- For scalars, Vitis HLS will automatically infer FIFOs as the channel type.
- If the parameter (of a producer or consumer) is an array, the user has a choice of
implementing the channel as a PIPO or a FIFO based on the following
- If the data is always accessed in sequential order, the user can choose to implement this memory channel as PIPO/FIFO. Choosing PIPOs comes with the advantage that PIPOs can never deadlock but they require more memory to use. Choosing FIFOs offers the advantage of lesser memory requirements but this comes with the risk of deadlock if the FIFO sizes are not correct.
If the data is accessed in an arbitrary manner, the memory channel must be implemented as a PIPO (with a default size that is twice the size of the original array).Tip: A PIPO ensures that the channel always has the capacity to hold all samples produced in one iteration, without a loss.
Specifying the size of the FIFO channels overrides the default value that is computed by the tool to attempt to optimize the throughput. If any function in the design can produce or consume samples at a greater rate than the specified size of the FIFO, the FIFOs might become empty (or full). In this case, the design halts operation, because it is unable to read (or write). This might lead to a stalled, deadlock state.
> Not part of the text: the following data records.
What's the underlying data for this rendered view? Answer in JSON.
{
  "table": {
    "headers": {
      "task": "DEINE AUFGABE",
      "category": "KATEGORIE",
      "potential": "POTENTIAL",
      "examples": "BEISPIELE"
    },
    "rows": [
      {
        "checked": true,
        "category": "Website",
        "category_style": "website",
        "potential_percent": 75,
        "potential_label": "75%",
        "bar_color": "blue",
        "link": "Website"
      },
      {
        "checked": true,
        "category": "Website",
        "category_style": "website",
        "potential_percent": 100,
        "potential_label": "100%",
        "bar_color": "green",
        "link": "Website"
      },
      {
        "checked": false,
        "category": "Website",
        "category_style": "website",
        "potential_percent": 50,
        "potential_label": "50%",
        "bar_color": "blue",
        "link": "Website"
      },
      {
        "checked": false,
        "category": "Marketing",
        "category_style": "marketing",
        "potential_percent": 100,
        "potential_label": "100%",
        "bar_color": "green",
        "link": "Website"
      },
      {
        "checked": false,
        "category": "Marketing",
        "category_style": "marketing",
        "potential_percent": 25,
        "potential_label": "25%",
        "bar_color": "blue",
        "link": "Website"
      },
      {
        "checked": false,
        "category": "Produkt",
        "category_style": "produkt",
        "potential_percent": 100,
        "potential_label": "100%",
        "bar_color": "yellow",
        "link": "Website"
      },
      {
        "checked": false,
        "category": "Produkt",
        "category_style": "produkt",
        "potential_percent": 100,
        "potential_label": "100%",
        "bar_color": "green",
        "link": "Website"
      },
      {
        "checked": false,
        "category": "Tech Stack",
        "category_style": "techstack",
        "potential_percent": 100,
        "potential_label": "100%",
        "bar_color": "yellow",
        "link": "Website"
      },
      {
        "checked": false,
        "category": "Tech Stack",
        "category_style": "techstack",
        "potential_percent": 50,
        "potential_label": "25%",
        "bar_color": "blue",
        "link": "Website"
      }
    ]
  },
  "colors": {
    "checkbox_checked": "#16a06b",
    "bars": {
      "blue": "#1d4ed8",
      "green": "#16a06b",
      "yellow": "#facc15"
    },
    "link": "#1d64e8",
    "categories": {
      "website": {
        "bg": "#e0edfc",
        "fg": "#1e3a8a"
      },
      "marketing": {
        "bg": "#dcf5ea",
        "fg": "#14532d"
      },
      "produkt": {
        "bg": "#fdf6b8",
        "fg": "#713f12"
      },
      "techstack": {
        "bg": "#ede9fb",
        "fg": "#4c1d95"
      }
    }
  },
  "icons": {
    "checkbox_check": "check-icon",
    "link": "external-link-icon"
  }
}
When setting the depth of the FIFOs, AMD recommends initially setting the depth as the maximum number of data values transferred (for example, the size of the array passed between tasks), confirming the design passes C/RTL co-simulation, and then reducing the size of the FIFOs and confirming C/RTL co-simulation still completes without issues. If RTL co-simulation fails, the size of the FIFO is likely too small to prevent stalling or a deadlock situation. The Vitis HLS GUI now supports an automatic way of determining the right FIFO size to use. Additionally, the Vitis HLS IDE can display a histogram of the size of each FIFO/PIPO buffer over time, after RTL co-simulation has been run. This can be useful to help determine the best depth for each buffer.